=== ENTRIES PROVIDED ===

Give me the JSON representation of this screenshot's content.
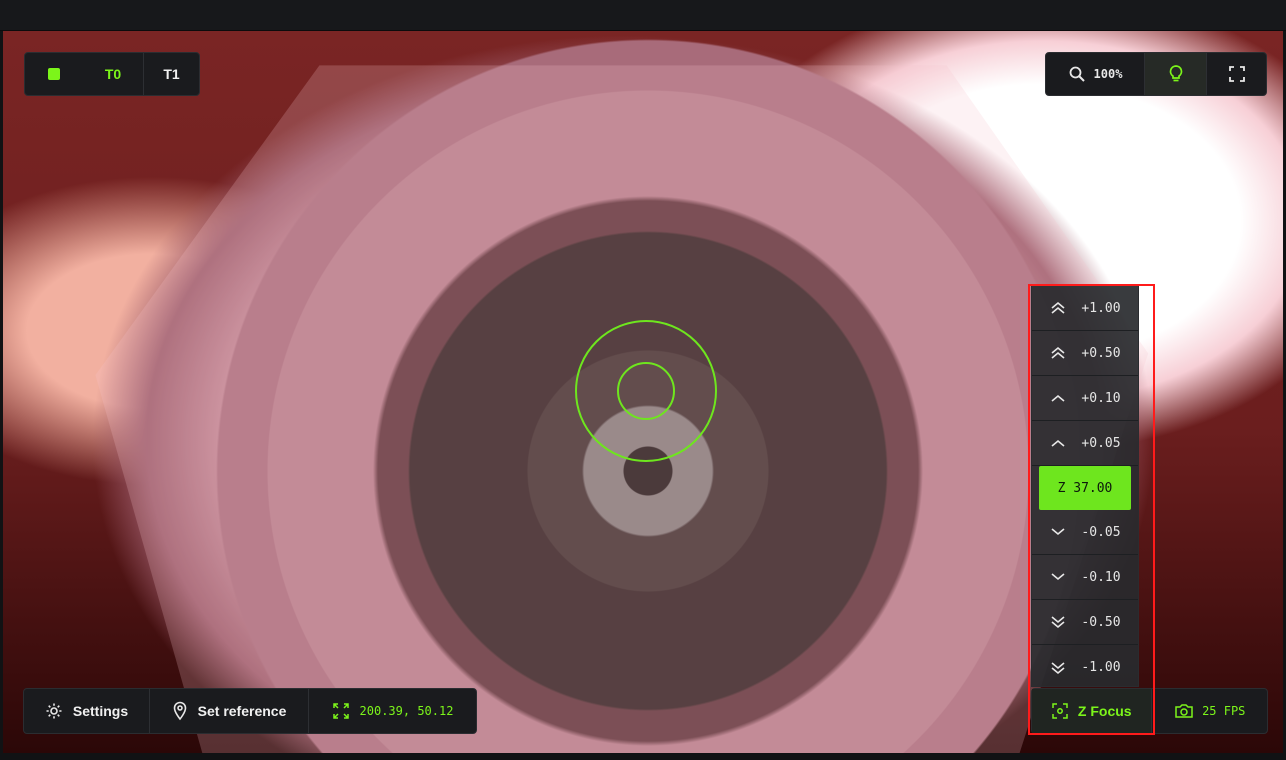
{
  "toolheads": {
    "active_indicator_color": "#7cf51a",
    "t0_label": "T0",
    "t1_label": "T1"
  },
  "view_tools": {
    "zoom_label": "100%",
    "zoom_icon": "magnifier-icon",
    "light_icon": "bulb-icon",
    "fullscreen_icon": "fullscreen-icon"
  },
  "bottom_bar": {
    "settings_label": "Settings",
    "set_reference_label": "Set reference",
    "coordinates": "200.39, 50.12",
    "z_focus_label": "Z Focus",
    "fps_label": "25 FPS"
  },
  "z_panel": {
    "steps_up": [
      "+1.00",
      "+0.50",
      "+0.10",
      "+0.05"
    ],
    "current": "Z 37.00",
    "steps_down": [
      "-0.05",
      "-0.10",
      "-0.50",
      "-1.00"
    ]
  },
  "colors": {
    "accent": "#7cf51a",
    "panel_bg": "#1a1b1e",
    "highlight_box": "#ff1b1b"
  }
}
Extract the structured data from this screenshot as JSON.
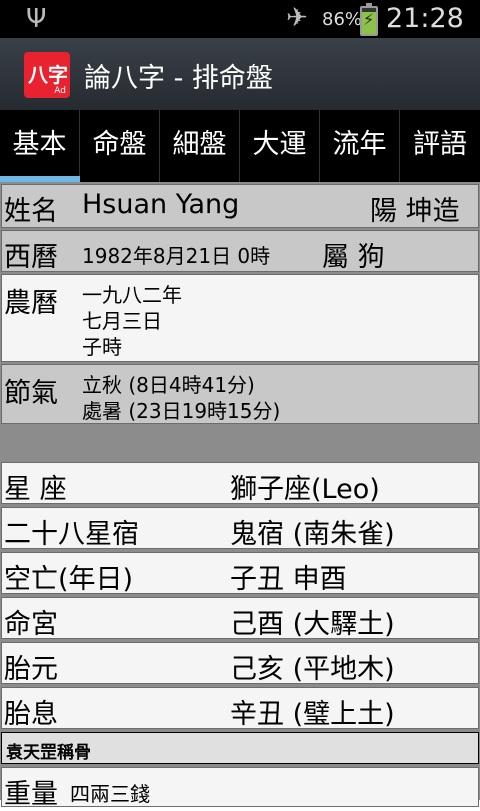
{
  "status": {
    "battery_pct": "86%",
    "battery_level": 0.86,
    "time": "21:28",
    "usb_icon": "usb-icon",
    "airplane_icon": "airplane-mode-icon"
  },
  "app": {
    "icon_text": "八字",
    "icon_badge": "Ad",
    "title": "論八字 - 排命盤"
  },
  "tabs": [
    {
      "label": "基本",
      "active": true
    },
    {
      "label": "命盤"
    },
    {
      "label": "細盤"
    },
    {
      "label": "大運"
    },
    {
      "label": "流年"
    },
    {
      "label": "評語"
    }
  ],
  "basic": {
    "name_label": "姓名",
    "name_value": "Hsuan Yang",
    "gender": "陽 坤造",
    "solar_label": "西曆",
    "solar_value": "1982年8月21日 0時",
    "zodiac": "屬 狗",
    "lunar_label": "農曆",
    "lunar_lines": [
      "一九八二年",
      "七月三日",
      "子時"
    ],
    "term_label": "節氣",
    "term_lines": [
      "立秋 (8日4時41分)",
      "處暑 (23日19時15分)"
    ]
  },
  "details": [
    {
      "label": "星 座",
      "value": "獅子座(Leo)"
    },
    {
      "label": "二十八星宿",
      "value": "鬼宿 (南朱雀)"
    },
    {
      "label": "空亡(年日)",
      "value": "子丑 申酉"
    },
    {
      "label": "命宮",
      "value": "己酉 (大驛土)"
    },
    {
      "label": "胎元",
      "value": "己亥 (平地木)"
    },
    {
      "label": "胎息",
      "value": "辛丑 (璧上土)"
    }
  ],
  "bone": {
    "section_title": "袁天罡稱骨",
    "weight_label": "重量",
    "weight_value": "四兩三錢"
  }
}
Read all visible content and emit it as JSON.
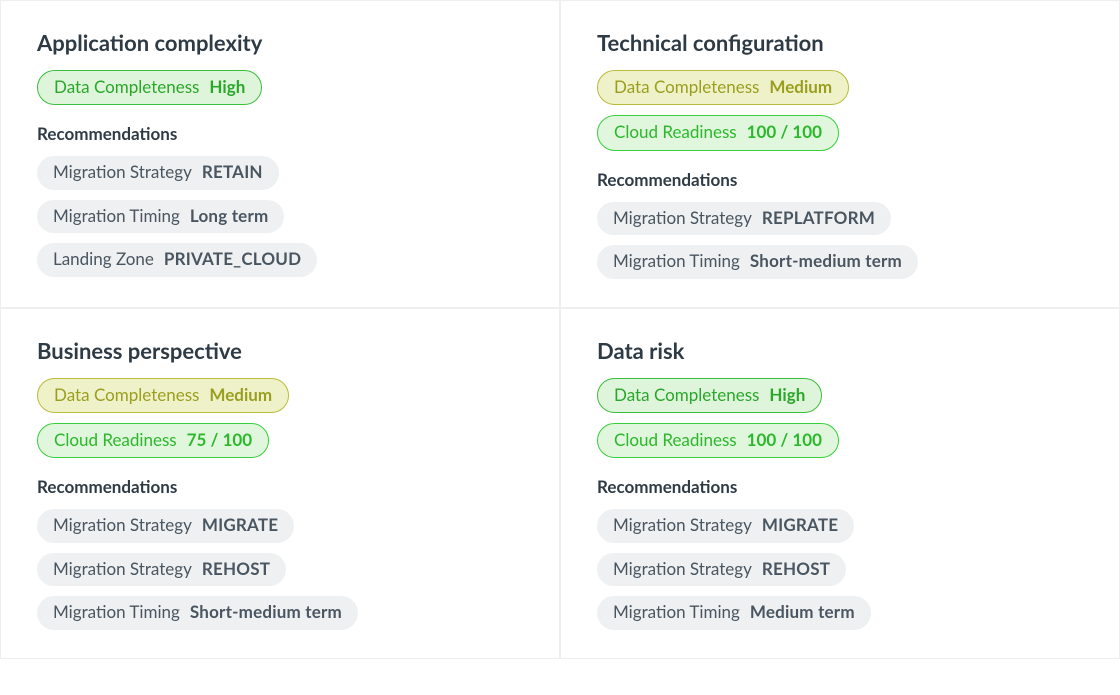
{
  "labels": {
    "data_completeness": "Data Completeness",
    "cloud_readiness": "Cloud Readiness",
    "recommendations": "Recommendations",
    "migration_strategy": "Migration Strategy",
    "migration_timing": "Migration Timing",
    "landing_zone": "Landing Zone"
  },
  "cards": {
    "app_complexity": {
      "title": "Application complexity",
      "data_completeness": "High",
      "recs": {
        "strategy": "RETAIN",
        "timing": "Long term",
        "landing_zone": "PRIVATE_CLOUD"
      }
    },
    "tech_config": {
      "title": "Technical configuration",
      "data_completeness": "Medium",
      "cloud_readiness": "100 / 100",
      "recs": {
        "strategy": "REPLATFORM",
        "timing": "Short-medium term"
      }
    },
    "biz_perspective": {
      "title": "Business perspective",
      "data_completeness": "Medium",
      "cloud_readiness": "75 / 100",
      "recs": {
        "strategy1": "MIGRATE",
        "strategy2": "REHOST",
        "timing": "Short-medium term"
      }
    },
    "data_risk": {
      "title": "Data risk",
      "data_completeness": "High",
      "cloud_readiness": "100 / 100",
      "recs": {
        "strategy1": "MIGRATE",
        "strategy2": "REHOST",
        "timing": "Medium term"
      }
    }
  }
}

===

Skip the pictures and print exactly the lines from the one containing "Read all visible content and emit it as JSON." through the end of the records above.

* **RESPONSE**:
Read all visible content and emit it as JSON.
{
  "labels": {
    "data_completeness": "Data Completeness",
    "cloud_readiness": "Cloud Readiness",
    "recommendations": "Recommendations",
    "migration_strategy": "Migration Strategy",
    "migration_timing": "Migration Timing",
    "landing_zone": "Landing Zone"
  },
  "cards": {
    "app_complexity": {
      "title": "Application complexity",
      "data_completeness": "High",
      "recs": {
        "strategy": "RETAIN",
        "timing": "Long term",
        "landing_zone": "PRIVATE_CLOUD"
      }
    },
    "tech_config": {
      "title": "Technical configuration",
      "data_completeness": "Medium",
      "cloud_readiness": "100 / 100",
      "recs": {
        "strategy": "REPLATFORM",
        "timing": "Short-medium term"
      }
    },
    "biz_perspective": {
      "title": "Business perspective",
      "data_completeness": "Medium",
      "cloud_readiness": "75 / 100",
      "recs": {
        "strategy1": "MIGRATE",
        "strategy2": "REHOST",
        "timing": "Short-medium term"
      }
    },
    "data_risk": {
      "title": "Data risk",
      "data_completeness": "High",
      "cloud_readiness": "100 / 100",
      "recs": {
        "strategy1": "MIGRATE",
        "strategy2": "REHOST",
        "timing": "Medium term"
      }
    }
  }
}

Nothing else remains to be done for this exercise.